Page and application data records
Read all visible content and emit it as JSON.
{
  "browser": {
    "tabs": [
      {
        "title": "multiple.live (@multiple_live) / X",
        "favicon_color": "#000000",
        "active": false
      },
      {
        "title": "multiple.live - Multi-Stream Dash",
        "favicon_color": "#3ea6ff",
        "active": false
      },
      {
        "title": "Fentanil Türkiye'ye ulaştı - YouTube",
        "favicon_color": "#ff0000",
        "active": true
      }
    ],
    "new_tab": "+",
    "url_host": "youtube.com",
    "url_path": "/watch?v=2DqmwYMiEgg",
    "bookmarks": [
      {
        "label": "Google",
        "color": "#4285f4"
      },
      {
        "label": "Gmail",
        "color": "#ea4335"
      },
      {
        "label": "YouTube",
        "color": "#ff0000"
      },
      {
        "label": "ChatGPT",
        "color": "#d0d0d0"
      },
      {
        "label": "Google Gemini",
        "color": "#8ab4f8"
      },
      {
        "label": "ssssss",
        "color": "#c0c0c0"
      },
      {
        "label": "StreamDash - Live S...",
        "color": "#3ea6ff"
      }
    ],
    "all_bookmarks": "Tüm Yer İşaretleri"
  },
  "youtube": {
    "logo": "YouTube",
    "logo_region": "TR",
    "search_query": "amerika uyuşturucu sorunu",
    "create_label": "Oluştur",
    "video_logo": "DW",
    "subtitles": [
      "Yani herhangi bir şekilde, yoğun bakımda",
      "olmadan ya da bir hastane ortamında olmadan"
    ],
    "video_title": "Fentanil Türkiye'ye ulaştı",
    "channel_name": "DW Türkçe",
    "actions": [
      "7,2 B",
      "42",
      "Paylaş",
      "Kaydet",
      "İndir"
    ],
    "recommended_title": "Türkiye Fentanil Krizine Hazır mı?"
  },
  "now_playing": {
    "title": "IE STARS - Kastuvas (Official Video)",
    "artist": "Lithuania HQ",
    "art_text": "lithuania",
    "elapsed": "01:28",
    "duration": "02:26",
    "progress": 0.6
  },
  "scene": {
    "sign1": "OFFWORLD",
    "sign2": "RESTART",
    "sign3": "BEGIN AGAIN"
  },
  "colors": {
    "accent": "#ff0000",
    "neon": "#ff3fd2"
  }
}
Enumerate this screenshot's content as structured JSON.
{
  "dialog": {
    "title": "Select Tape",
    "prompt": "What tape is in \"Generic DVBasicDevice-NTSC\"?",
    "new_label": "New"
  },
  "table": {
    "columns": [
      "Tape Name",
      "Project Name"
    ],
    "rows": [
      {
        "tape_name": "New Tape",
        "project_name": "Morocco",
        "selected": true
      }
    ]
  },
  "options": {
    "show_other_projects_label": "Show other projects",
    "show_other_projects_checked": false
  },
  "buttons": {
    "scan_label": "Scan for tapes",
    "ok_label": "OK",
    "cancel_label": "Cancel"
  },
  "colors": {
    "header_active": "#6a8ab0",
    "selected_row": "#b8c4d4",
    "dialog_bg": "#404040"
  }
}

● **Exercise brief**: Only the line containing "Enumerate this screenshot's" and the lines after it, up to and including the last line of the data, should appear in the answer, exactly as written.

● **Exercise answer**:
Enumerate this screenshot's content as structured JSON.
{
  "dialog": {
    "title": "Select Tape",
    "prompt": "What tape is in \"Generic DVBasicDevice-NTSC\"?",
    "new_label": "New"
  },
  "table": {
    "columns": [
      "Tape Name",
      "Project Name"
    ],
    "rows": [
      {
        "tape_name": "New Tape",
        "project_name": "Morocco",
        "selected": true
      }
    ]
  },
  "options": {
    "show_other_projects_label": "Show other projects",
    "show_other_projects_checked": false
  },
  "buttons": {
    "scan_label": "Scan for tapes",
    "ok_label": "OK",
    "cancel_label": "Cancel"
  },
  "colors": {
    "header_active": "#6a8ab0",
    "selected_row": "#b8c4d4",
    "dialog_bg": "#404040"
  }
}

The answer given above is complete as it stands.